Exercise details ::
Every record must be written out once more, with nothing added or omitted.
***** Record set
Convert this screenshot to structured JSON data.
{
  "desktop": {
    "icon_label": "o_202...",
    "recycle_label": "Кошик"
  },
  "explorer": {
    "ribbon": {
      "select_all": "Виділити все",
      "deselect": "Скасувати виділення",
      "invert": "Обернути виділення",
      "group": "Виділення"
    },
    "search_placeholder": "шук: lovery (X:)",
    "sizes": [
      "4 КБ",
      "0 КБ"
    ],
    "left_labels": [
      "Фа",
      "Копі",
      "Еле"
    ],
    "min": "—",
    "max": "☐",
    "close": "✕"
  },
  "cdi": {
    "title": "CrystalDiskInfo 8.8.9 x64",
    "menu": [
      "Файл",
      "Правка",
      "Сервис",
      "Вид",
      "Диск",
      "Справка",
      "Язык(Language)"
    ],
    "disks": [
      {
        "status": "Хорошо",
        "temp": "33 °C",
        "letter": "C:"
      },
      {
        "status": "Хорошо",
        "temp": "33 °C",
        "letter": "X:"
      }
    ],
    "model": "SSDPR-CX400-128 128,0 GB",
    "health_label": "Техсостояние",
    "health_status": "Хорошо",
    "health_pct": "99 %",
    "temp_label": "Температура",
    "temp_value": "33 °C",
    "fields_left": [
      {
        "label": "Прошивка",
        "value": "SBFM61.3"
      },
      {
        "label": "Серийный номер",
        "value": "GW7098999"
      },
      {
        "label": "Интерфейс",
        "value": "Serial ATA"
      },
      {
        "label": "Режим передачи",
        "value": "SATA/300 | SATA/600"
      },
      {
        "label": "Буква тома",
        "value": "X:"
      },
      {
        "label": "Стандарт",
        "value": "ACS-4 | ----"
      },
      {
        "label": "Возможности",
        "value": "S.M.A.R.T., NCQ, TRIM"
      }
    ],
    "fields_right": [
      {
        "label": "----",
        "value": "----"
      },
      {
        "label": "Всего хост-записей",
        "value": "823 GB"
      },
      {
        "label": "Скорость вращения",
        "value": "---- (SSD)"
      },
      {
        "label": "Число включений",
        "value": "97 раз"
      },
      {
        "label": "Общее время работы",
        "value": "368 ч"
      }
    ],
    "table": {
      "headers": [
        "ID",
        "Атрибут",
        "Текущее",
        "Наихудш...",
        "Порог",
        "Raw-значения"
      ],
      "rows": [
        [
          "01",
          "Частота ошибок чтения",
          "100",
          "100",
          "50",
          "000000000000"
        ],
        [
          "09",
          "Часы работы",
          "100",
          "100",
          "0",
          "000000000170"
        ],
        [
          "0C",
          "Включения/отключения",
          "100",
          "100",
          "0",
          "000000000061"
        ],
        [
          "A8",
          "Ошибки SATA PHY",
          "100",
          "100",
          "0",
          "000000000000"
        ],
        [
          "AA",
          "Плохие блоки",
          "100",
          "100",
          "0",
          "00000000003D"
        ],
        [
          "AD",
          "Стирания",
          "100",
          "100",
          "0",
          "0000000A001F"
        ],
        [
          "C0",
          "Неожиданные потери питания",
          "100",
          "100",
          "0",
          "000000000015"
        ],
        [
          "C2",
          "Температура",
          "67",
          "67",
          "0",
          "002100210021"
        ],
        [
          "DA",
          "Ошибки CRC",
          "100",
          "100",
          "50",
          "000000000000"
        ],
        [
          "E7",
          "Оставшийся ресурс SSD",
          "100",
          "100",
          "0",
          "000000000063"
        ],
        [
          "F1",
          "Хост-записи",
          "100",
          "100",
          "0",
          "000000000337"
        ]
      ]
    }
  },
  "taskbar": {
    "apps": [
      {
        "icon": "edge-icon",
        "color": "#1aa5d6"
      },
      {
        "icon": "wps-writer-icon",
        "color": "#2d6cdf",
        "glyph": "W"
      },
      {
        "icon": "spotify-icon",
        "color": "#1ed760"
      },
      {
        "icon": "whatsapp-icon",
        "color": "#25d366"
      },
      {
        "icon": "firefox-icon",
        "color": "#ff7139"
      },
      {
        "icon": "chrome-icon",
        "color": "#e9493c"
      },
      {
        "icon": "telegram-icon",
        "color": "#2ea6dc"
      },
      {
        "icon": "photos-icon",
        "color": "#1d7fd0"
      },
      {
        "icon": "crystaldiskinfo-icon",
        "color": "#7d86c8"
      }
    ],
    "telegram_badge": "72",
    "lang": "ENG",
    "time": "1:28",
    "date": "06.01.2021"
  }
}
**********
Problem solution ::
Convert this screenshot to structured JSON data.
{
  "desktop": {
    "icon_label": "o_202...",
    "recycle_label": "Кошик"
  },
  "explorer": {
    "ribbon": {
      "select_all": "Виділити все",
      "deselect": "Скасувати виділення",
      "invert": "Обернути виділення",
      "group": "Виділення"
    },
    "search_placeholder": "шук: lovery (X:)",
    "sizes": [
      "4 КБ",
      "0 КБ"
    ],
    "left_labels": [
      "Фа",
      "Копі",
      "Еле"
    ],
    "min": "—",
    "max": "☐",
    "close": "✕"
  },
  "cdi": {
    "title": "CrystalDiskInfo 8.8.9 x64",
    "menu": [
      "Файл",
      "Правка",
      "Сервис",
      "Вид",
      "Диск",
      "Справка",
      "Язык(Language)"
    ],
    "disks": [
      {
        "status": "Хорошо",
        "temp": "33 °C",
        "letter": "C:"
      },
      {
        "status": "Хорошо",
        "temp": "33 °C",
        "letter": "X:"
      }
    ],
    "model": "SSDPR-CX400-128 128,0 GB",
    "health_label": "Техсостояние",
    "health_status": "Хорошо",
    "health_pct": "99 %",
    "temp_label": "Температура",
    "temp_value": "33 °C",
    "fields_left": [
      {
        "label": "Прошивка",
        "value": "SBFM61.3"
      },
      {
        "label": "Серийный номер",
        "value": "GW7098999"
      },
      {
        "label": "Интерфейс",
        "value": "Serial ATA"
      },
      {
        "label": "Режим передачи",
        "value": "SATA/300 | SATA/600"
      },
      {
        "label": "Буква тома",
        "value": "X:"
      },
      {
        "label": "Стандарт",
        "value": "ACS-4 | ----"
      },
      {
        "label": "Возможности",
        "value": "S.M.A.R.T., NCQ, TRIM"
      }
    ],
    "fields_right": [
      {
        "label": "----",
        "value": "----"
      },
      {
        "label": "Всего хост-записей",
        "value": "823 GB"
      },
      {
        "label": "Скорость вращения",
        "value": "---- (SSD)"
      },
      {
        "label": "Число включений",
        "value": "97 раз"
      },
      {
        "label": "Общее время работы",
        "value": "368 ч"
      }
    ],
    "table": {
      "headers": [
        "ID",
        "Атрибут",
        "Текущее",
        "Наихудш...",
        "Порог",
        "Raw-значения"
      ],
      "rows": [
        [
          "01",
          "Частота ошибок чтения",
          "100",
          "100",
          "50",
          "000000000000"
        ],
        [
          "09",
          "Часы работы",
          "100",
          "100",
          "0",
          "000000000170"
        ],
        [
          "0C",
          "Включения/отключения",
          "100",
          "100",
          "0",
          "000000000061"
        ],
        [
          "A8",
          "Ошибки SATA PHY",
          "100",
          "100",
          "0",
          "000000000000"
        ],
        [
          "AA",
          "Плохие блоки",
          "100",
          "100",
          "0",
          "00000000003D"
        ],
        [
          "AD",
          "Стирания",
          "100",
          "100",
          "0",
          "0000000A001F"
        ],
        [
          "C0",
          "Неожиданные потери питания",
          "100",
          "100",
          "0",
          "000000000015"
        ],
        [
          "C2",
          "Температура",
          "67",
          "67",
          "0",
          "002100210021"
        ],
        [
          "DA",
          "Ошибки CRC",
          "100",
          "100",
          "50",
          "000000000000"
        ],
        [
          "E7",
          "Оставшийся ресурс SSD",
          "100",
          "100",
          "0",
          "000000000063"
        ],
        [
          "F1",
          "Хост-записи",
          "100",
          "100",
          "0",
          "000000000337"
        ]
      ]
    }
  },
  "taskbar": {
    "apps": [
      {
        "icon": "edge-icon",
        "color": "#1aa5d6"
      },
      {
        "icon": "wps-writer-icon",
        "color": "#2d6cdf",
        "glyph": "W"
      },
      {
        "icon": "spotify-icon",
        "color": "#1ed760"
      },
      {
        "icon": "whatsapp-icon",
        "color": "#25d366"
      },
      {
        "icon": "firefox-icon",
        "color": "#ff7139"
      },
      {
        "icon": "chrome-icon",
        "color": "#e9493c"
      },
      {
        "icon": "telegram-icon",
        "color": "#2ea6dc"
      },
      {
        "icon": "photos-icon",
        "color": "#1d7fd0"
      },
      {
        "icon": "crystaldiskinfo-icon",
        "color": "#7d86c8"
      }
    ],
    "telegram_badge": "72",
    "lang": "ENG",
    "time": "1:28",
    "date": "06.01.2021"
  }
}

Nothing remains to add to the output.